The app is located at — just point your sufficiently capable mobile browser at that address. It was written with jQTouch (which wasn't too bad to learn, coming from some familiarity with jQuery), and my guess is that it'll only work on iOS, Android, and WebOS. Possibly in Opera Mobile, but I wouldn't take that bet. On iOS, if you tap the '+' button in your browser, you can add the app (with a cute little icon, courtesy of M.C. Escher) to your home screen. I imagine you can do something similar on other systems. The source is available on my github. You need Python and Django to generate the app.

The "cards" are meant to accompany a good reference. Many things could be better about the app, but it's time for me to put it away for a while. I have work to do.

Thursday, September 2, 2010

Africa ... states of independence

Even though it appears that the world has not yet heard of it (at the time I am writing this, all Google can tell me is that there is a 15 second say-nothing promotional video, and that I and one other person have tweeted it), I'm looking forward to checking this out:

Seventeen African nations gained their independence in 1960, but the dreams of the independence era were short-lived.
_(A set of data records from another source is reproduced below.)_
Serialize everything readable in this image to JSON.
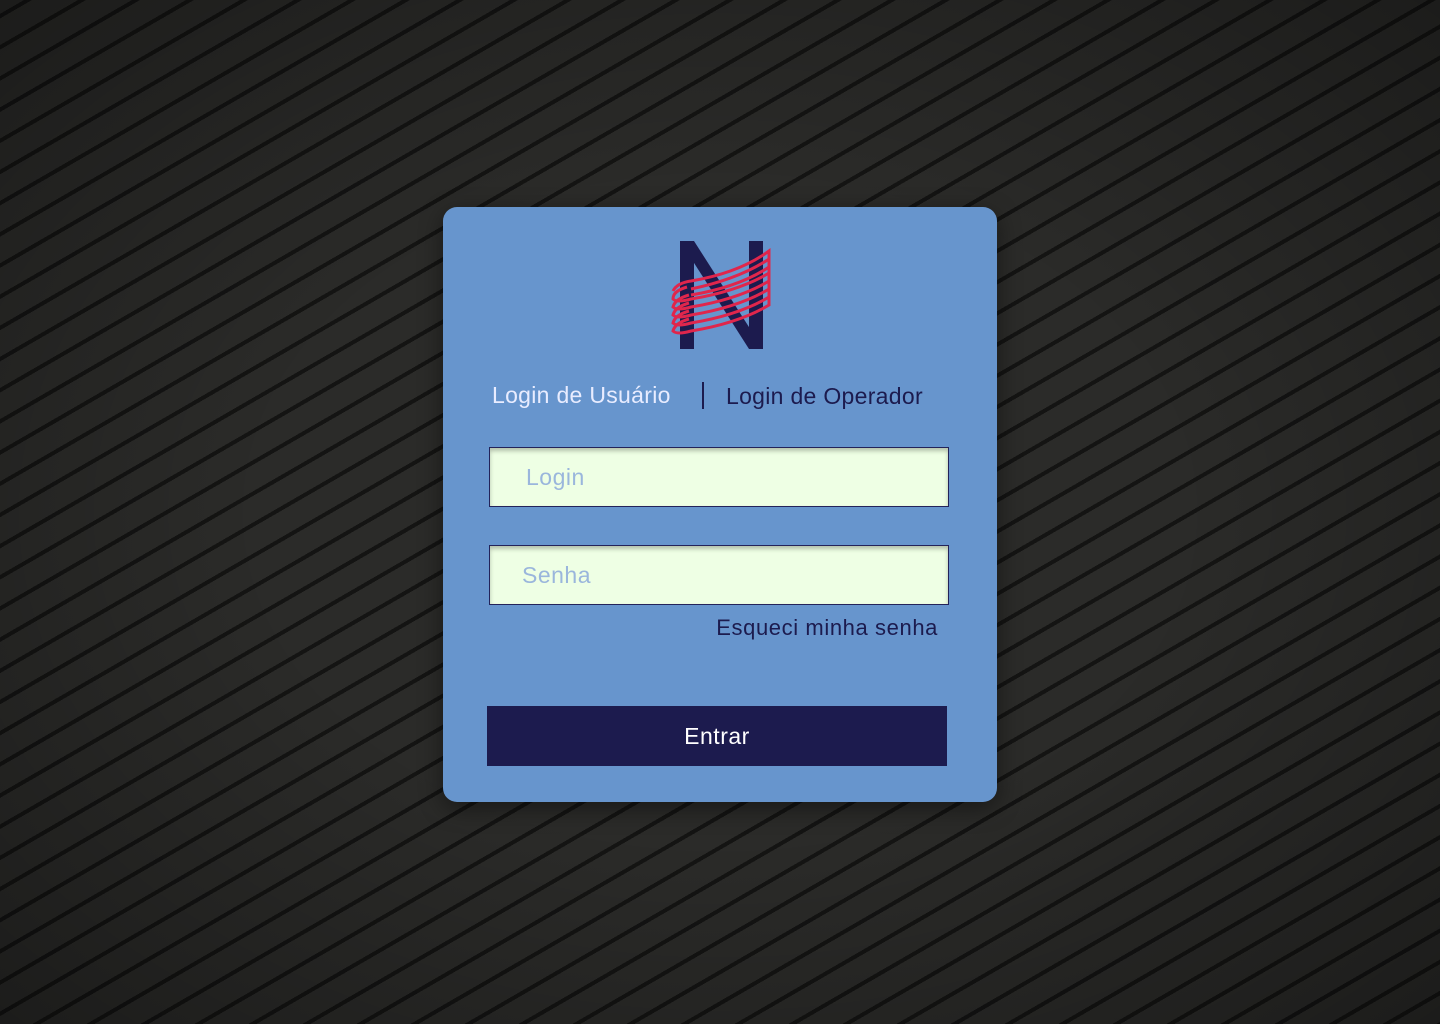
{
  "tabs": {
    "user_label": "Login de Usuário",
    "operator_label": "Login de Operador"
  },
  "form": {
    "login_placeholder": "Login",
    "login_value": "",
    "password_placeholder": "Senha",
    "password_value": "",
    "forgot_label": "Esqueci minha senha",
    "submit_label": "Entrar"
  },
  "colors": {
    "card": "#6795cd",
    "primary": "#1c1b4e",
    "logo_accent": "#e0264c",
    "field_bg": "#eeffe4",
    "active_tab": "#e8ecff"
  },
  "logo": {
    "icon": "n-logo-icon"
  }
}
Africa ... states of independence tells the story of some of those countries - stories of mass exploitation, of the ecstasy of independence and of how - with liberation - a new, covert scramble for resources was born.

I'll try not to be confused by the GMT air times.